Before you head out on a shopping safari, read this guide to the best eye drops for allergies. If you have any questions, talk to your local pharmacist, says Mohamed A. Jalloh, PharmD, a spokesperson for the American Pharmacists Association.
Decongestant eye drops
“Decongestant eye drops are typically those that make your eyes look better,” says Sunil K. Saini, MD, a member of the American Academy of Allergy, Asthma, and Immunology and an allergist in Upland, California. “They shrink the blood vessels so you can’t see [redness].”
Decongestant eye drops are available over the counter and include common brands such as AK-Con, Vasocon, Visine, and Albalon. There are also many generic versions. Look for the active ingredient naphazoline.
But there’s a big note of caution here: Many of these drops are combination products that also contain so-called “redness relievers,” which may end up doing more harm than good. “If you overuse them, your eyes become dependent,” says Dr. Saini. You can end up with near-constant red eyes if you stop using the drops.
Doctors often recommend starting your allergy-treatment odyssey with artificial tears. You can find generic versions at your local drug store or brand names like Systane on Amazon.
“Sometimes putting a lubricant in your eye can wash away the allergen so you feel better,” says Jules Winokur, MD, an ophthalmologist with Lenox Hill Hospital in New York City.
Artificial tears are thicker and more soothing than saline washes, which can also flush out irritants.
Try putting the tears in the fridge before using them, Dr. Winokur says. “It’s like an instant compress.”
Antihistamine eye drops
Your eyes react to allergens the same way your nasal passages do: by releasing compounds called histamines to counter the foreign invaders. It’s those histamines that produce the allergy symptoms, explains Jalloh, who is also an assistant professor at Touro University California College of Pharmacy.
Eye drops containing antihistamines can thwart that response–but read the label closely before buying. Prescription versions, like Optivar and Emadine, contain only an antihistamine, but many store-bought antihistamine eye drops also contain a decongestant to temporarily erase redness. Only use these for short periods of time. Well-known brands are Opcon-A and Naphcon-A.
Anti-inflammatory allergy eye drops
Nonsteroidal anti-inflammatory eye drops are usually stronger than antihistamines and typically only used for severe allergies and for a short period of time, says Dr. Saini. One–ketorolac–is approved for itchy eyes; it’s the active ingredient in prescription eye drops Acular LS and Acuvail.
Prescription steroid eye drops–like Alrex and Lotemax–may also help more severe cases.

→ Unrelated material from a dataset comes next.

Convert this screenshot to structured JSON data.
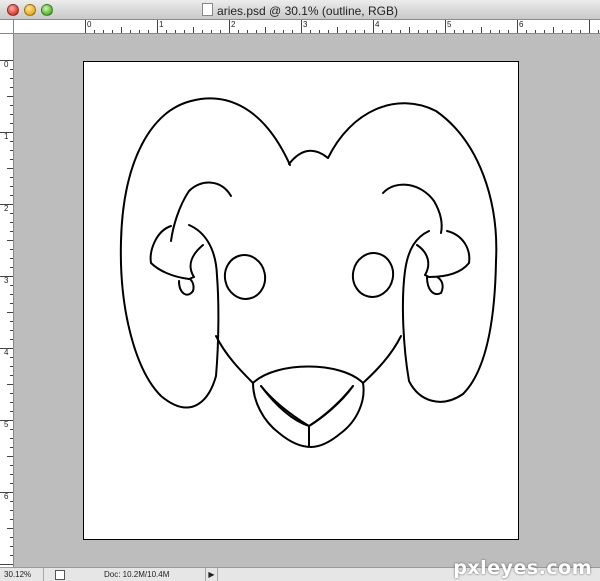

“These [prescriptions] should be written by an eye doctor who should also make sure nothing else is going on,” Dr. Winokur cautions.
Mast cell stabilizers
Mast cell stabilizers like Alamast, Crolom, Alomide, and Alocril can stop allergy symptoms before they start. Most are available over the counter.
“The mast cells are sometimes called allergic cells,” says Dr. Saini. “They release the histamines that give us the symptoms. A mast cell stabilizer inhibits them from releasing [histamines].”
Ketotifen (the main ingredient in mast cell stabilizers Alaway and Zaditor) has become the go-to drug for many ophthalmologists and allergists. “That’s probably the most effective of over-the-counter eye drops,” Dr. Saini says.
Mast cell stabilizer eye drops often also contain an antihistamine. “You’re basically attacking the allergy in more than one way, which I think can be helpful,” Dr. Winokur says.
Finding the best allergy eye drops for you can take a bit of trial and error. “Usually you try things and see if it works and then move on rather than hitting them all at once,” Dr. Winokur says. Consult your doctor to make sure the problem really is allergies, however. “You want to make sure red eye is not due to something more serious. You don’t want to treat it forever using eye drops.”